6. Fleury RN, Bacchi CE. S-100 protein and immunoperoxidase technique as an aid in the histopathologic diagnosis of leprosy. International Journal of Leprosy and Other Mycobacterial Diseases 55:338-344, 1987.         [ Links ]

7. Neves RG, Hahn MD, Bechelli LM, Melchior Jr E, Pagnano PM, Haddad N. Comparative analysis between clinical diagnosis and histopathologic examinations carried out aocording to the criteria of the Madrid and Ridley-Jopling classifications. Hansenologia internationalis 7:8-14, 1982.         [ Links ]

8. Porichha D, Misra AK, Dhariwal AC, Samal RC, Reddy BN. Ambiguities in leprosy histopathology. International Journal of Leprosy and Other Mycobacterial Diseases 61:428-432, 1993.         [ Links ]

9. Ridley DS. Histological classification and the immunological spectrum of leprosy. Bulletin of the World Health Organization 51:451-464, 1974.         [ Links ]

10. Ridley DS, Jopling WH. Classification of Leprosy according to immunity. A five group system. International Journal of Leprosy 34:255-273, 1966.         [ Links ]
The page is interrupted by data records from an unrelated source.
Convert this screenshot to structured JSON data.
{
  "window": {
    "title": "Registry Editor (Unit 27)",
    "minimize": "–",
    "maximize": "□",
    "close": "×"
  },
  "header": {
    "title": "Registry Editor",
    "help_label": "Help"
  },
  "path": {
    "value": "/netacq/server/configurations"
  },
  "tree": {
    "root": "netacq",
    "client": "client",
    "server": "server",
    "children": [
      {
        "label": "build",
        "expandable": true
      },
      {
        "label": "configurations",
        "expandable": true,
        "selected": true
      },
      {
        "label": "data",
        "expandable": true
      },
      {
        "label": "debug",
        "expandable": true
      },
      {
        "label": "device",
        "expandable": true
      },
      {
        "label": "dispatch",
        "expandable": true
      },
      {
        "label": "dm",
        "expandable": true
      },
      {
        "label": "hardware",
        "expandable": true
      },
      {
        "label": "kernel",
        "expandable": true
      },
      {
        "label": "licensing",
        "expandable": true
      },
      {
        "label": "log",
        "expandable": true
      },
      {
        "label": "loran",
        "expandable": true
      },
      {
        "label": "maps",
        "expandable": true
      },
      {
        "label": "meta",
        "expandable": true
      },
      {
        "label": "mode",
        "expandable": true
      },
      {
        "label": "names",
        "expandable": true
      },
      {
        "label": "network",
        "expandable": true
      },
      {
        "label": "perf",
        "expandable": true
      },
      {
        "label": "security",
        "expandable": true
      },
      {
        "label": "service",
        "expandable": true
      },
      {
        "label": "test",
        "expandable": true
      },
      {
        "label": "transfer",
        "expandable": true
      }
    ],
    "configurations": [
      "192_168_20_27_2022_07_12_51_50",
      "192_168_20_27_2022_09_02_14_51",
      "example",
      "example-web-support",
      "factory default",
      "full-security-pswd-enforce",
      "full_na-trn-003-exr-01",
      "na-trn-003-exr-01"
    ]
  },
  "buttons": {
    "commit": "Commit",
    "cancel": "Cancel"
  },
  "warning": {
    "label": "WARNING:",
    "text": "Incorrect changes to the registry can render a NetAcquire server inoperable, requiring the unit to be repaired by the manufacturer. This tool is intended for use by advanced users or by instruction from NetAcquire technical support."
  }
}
Centro de Pesquisas Gonçalo Moniz da Fundação Oswaldo Cruz, Salvador, BA.
Address to: Dr. Aryon de Almeida Barbosa Jr. Centro de Pesquisas Gonçalo Moniz/ FIOCRUZ. R. Valdemar Falcão 121, Brotas, 40295-001 Salvador, BA, Brasil. 
Tel: (071) 356-0788; Fax:(071) 356-4292
E-mail: aryon@cpqgm.fiocruz.br
Recebido para publicação em 12/09/97.